Data for processing section start

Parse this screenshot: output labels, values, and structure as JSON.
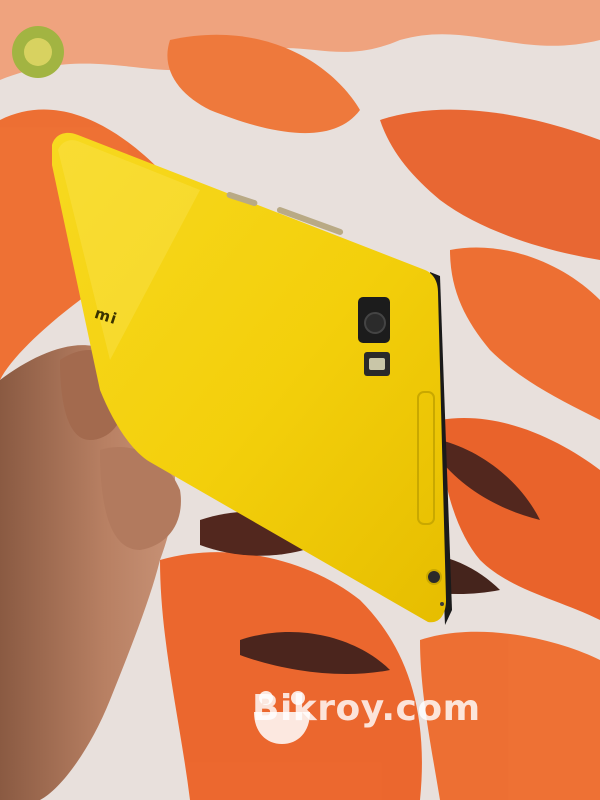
{
  "photo": {
    "subject": "yellow-smartphone-back-in-hand",
    "colors": {
      "phone_body": "#f5d40e",
      "phone_shadow": "#d9b500",
      "camera": "#1c1c1c",
      "fabric_orange": "#ee6a2a",
      "fabric_base": "#e8e0dc",
      "skin": "#b0775a"
    }
  },
  "phone": {
    "brand_mark": "mi"
  },
  "watermark": {
    "text": "Bikroy.com",
    "icon": "smiley-logo-icon"
  }
}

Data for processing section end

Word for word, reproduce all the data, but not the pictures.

Parse this screenshot: output labels, values, and structure as JSON.
{
  "photo": {
    "subject": "yellow-smartphone-back-in-hand",
    "colors": {
      "phone_body": "#f5d40e",
      "phone_shadow": "#d9b500",
      "camera": "#1c1c1c",
      "fabric_orange": "#ee6a2a",
      "fabric_base": "#e8e0dc",
      "skin": "#b0775a"
    }
  },
  "phone": {
    "brand_mark": "mi"
  },
  "watermark": {
    "text": "Bikroy.com",
    "icon": "smiley-logo-icon"
  }
}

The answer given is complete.